### Items from an interface collection
********

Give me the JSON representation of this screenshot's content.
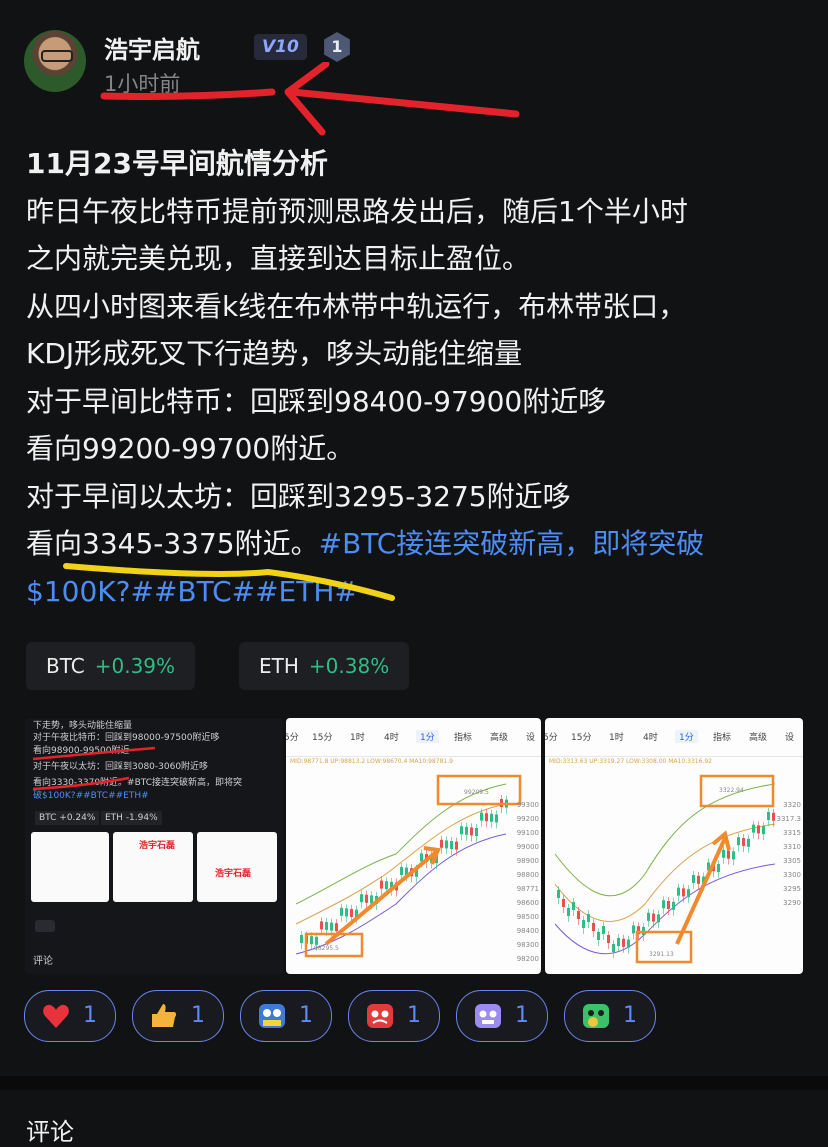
{
  "post": {
    "author": "浩宇启航",
    "vip": "V10",
    "level": "1",
    "time": "1小时前"
  },
  "content": {
    "title": "11月23号早间航情分析",
    "lines": [
      "昨日午夜比特币提前预测思路发出后，随后1个半小时",
      "之内就完美兑现，直接到达目标止盈位。",
      "从四小时图来看k线在布林带中轨运行，布林带张口，",
      "KDJ形成死叉下行趋势，哆头动能住缩量",
      "对于早间比特币：回踩到98400-97900附近哆",
      "看向99200-99700附近。",
      "对于早间以太坊：回踩到3295-3275附近哆",
      "看向3345-3375附近。"
    ],
    "hashtag_inline": "#BTC接连突破新高，即将突破",
    "hashtag_line2": "$100K?##BTC##ETH#"
  },
  "tickers": [
    {
      "symbol": "BTC",
      "change": "+0.39%"
    },
    {
      "symbol": "ETH",
      "change": "+0.38%"
    }
  ],
  "image1": {
    "lines": [
      "下走势，哆头动能住缩量",
      "对于午夜比特币：回踩到98000-97500附近哆",
      "看向98900-99500附近",
      "对于午夜以太坊：回踩到3080-3060附近哆",
      "看向3330-3370附近。#BTC接连突破新高，即将突",
      "破$100K?##BTC##ETH#"
    ],
    "btc": "BTC +0.24%",
    "eth": "ETH -1.94%",
    "brand": "浩宇石磊",
    "footer": "评论"
  },
  "image2": {
    "timeframes": [
      "5分",
      "15分",
      "1时",
      "4时",
      "1分",
      "指标",
      "高级",
      "设"
    ],
    "ma": "MID:98771.8  UP:98813.2  LOW:98670.4  MA10:98781.9",
    "high_label": "99209.5",
    "low_label": "98295.5",
    "y_ticks": [
      "99300",
      "99200",
      "99100",
      "99000",
      "98900",
      "98800",
      "98771",
      "98600",
      "98500",
      "98400",
      "98300",
      "98200"
    ]
  },
  "image3": {
    "timeframes": [
      "5分",
      "15分",
      "1时",
      "4时",
      "1分",
      "指标",
      "高级",
      "设"
    ],
    "ma": "MID:3313.63  UP:3319.27  LOW:3308.00  MA10:3316.92",
    "high_label": "3322.94",
    "low_label": "3291.13",
    "y_ticks": [
      "3320",
      "3317.3",
      "3315",
      "3310",
      "3305",
      "3300",
      "3295",
      "3290"
    ]
  },
  "reactions": [
    {
      "icon": "heart-icon",
      "count": "1",
      "color": "#e8323c"
    },
    {
      "icon": "thumbs-up-icon",
      "count": "1",
      "color": "#f4b43c"
    },
    {
      "icon": "hodl-face-icon",
      "count": "1",
      "color": "#3f7bd6"
    },
    {
      "icon": "angry-face-icon",
      "count": "1",
      "color": "#e23b3b"
    },
    {
      "icon": "purple-face-icon",
      "count": "1",
      "color": "#9c8cf0"
    },
    {
      "icon": "green-face-icon",
      "count": "1",
      "color": "#3cc16a"
    }
  ],
  "comments": {
    "title": "评论"
  },
  "colors": {
    "accent": "#4d8cf2",
    "up": "#2dbd85",
    "annotation_red": "#e3232b",
    "annotation_yellow": "#f2d217"
  }
}
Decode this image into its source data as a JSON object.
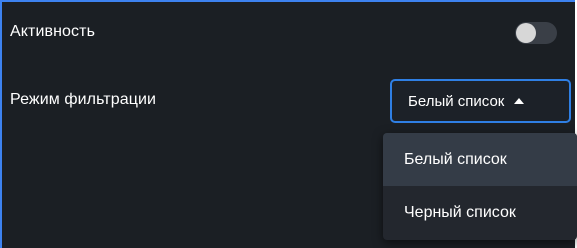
{
  "settings": {
    "activity_label": "Активность",
    "activity_enabled": false,
    "filter_mode_label": "Режим фильтрации",
    "filter_mode_value": "Белый список",
    "options": [
      {
        "label": "Белый список",
        "selected": true
      },
      {
        "label": "Черный список",
        "selected": false
      }
    ]
  },
  "colors": {
    "accent": "#3d82f0",
    "panel_background": "#1b1f24",
    "dropdown_background": "#23272e",
    "selected_option_background": "#343c47"
  },
  "icons": {
    "toggle": "toggle-switch",
    "caret": "caret-up-icon"
  }
}
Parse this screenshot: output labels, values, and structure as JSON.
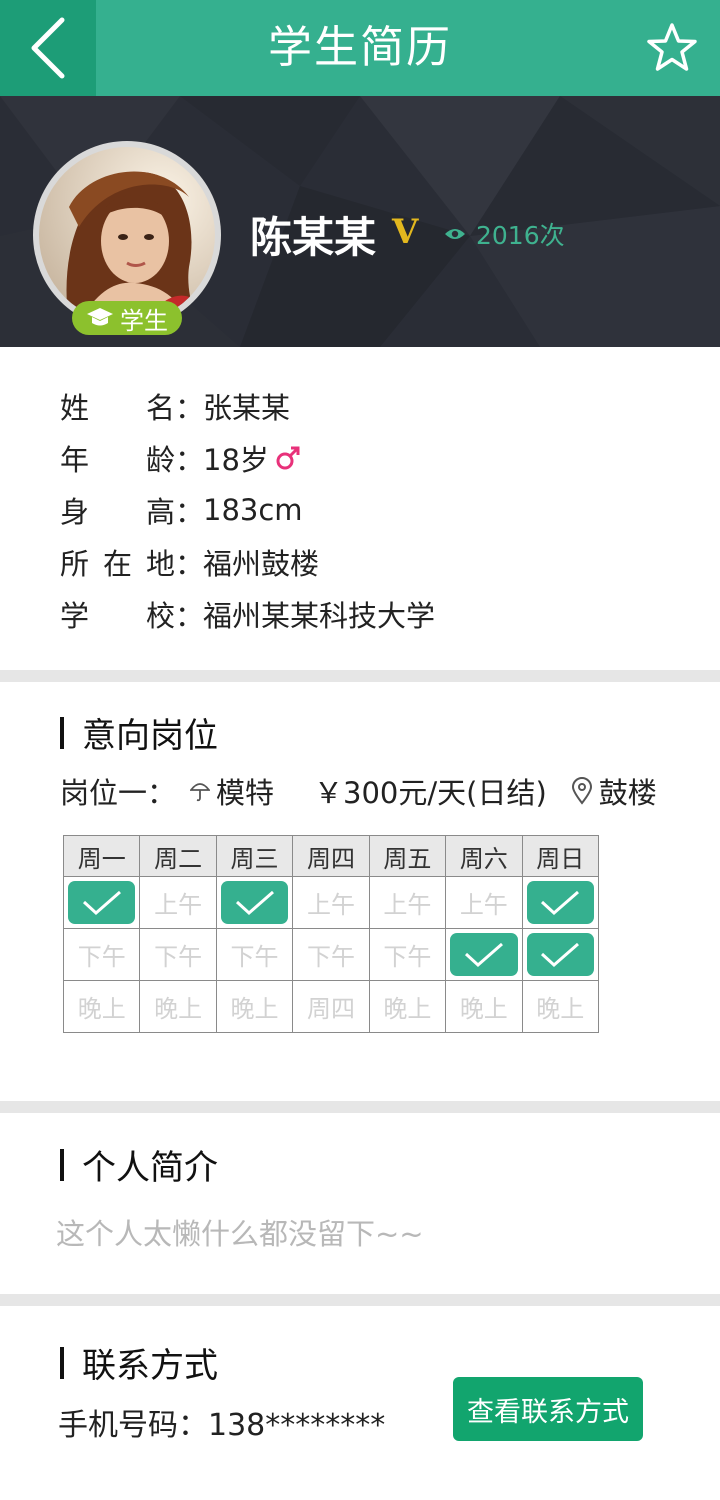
{
  "header": {
    "title": "学生简历",
    "back_icon": "chevron-left-icon",
    "favorite_icon": "star-outline-icon"
  },
  "profile": {
    "name": "陈某某",
    "vip_mark": "V",
    "views": "2016次",
    "role_badge": "学生"
  },
  "info": {
    "rows": [
      {
        "label": [
          "姓",
          "名"
        ],
        "value": "张某某"
      },
      {
        "label": [
          "年",
          "龄"
        ],
        "value": "18岁"
      },
      {
        "label": [
          "身",
          "高"
        ],
        "value": "183cm"
      },
      {
        "label": [
          "所",
          "在",
          "地"
        ],
        "value": "福州鼓楼"
      },
      {
        "label": [
          "学",
          "校"
        ],
        "value": "福州某某科技大学"
      }
    ],
    "colon": "："
  },
  "job": {
    "section_title": "意向岗位",
    "label": "岗位一：",
    "position": "模特",
    "salary": "￥300元/天(日结)",
    "location": "鼓楼"
  },
  "schedule": {
    "days": [
      "周一",
      "周二",
      "周三",
      "周四",
      "周五",
      "周六",
      "周日"
    ],
    "rows": [
      [
        "✓",
        "上午",
        "✓",
        "上午",
        "上午",
        "上午",
        "✓"
      ],
      [
        "下午",
        "下午",
        "下午",
        "下午",
        "下午",
        "✓",
        "✓"
      ],
      [
        "晚上",
        "晚上",
        "晚上",
        "周四",
        "晚上",
        "晚上",
        "晚上"
      ]
    ]
  },
  "intro": {
    "section_title": "个人简介",
    "text": "这个人太懒什么都没留下~~"
  },
  "contact": {
    "section_title": "联系方式",
    "phone_label": "手机号码：",
    "phone_value": "138********",
    "button_label": "查看联系方式"
  },
  "colors": {
    "accent": "#35b08f",
    "back_button": "#1d9d77",
    "badge": "#8cc12d",
    "vip": "#e3b81e",
    "contact_button": "#12a56e",
    "female_icon": "#e8317a"
  }
}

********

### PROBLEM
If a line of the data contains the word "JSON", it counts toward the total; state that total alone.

### EXERCISE SOLUTION
3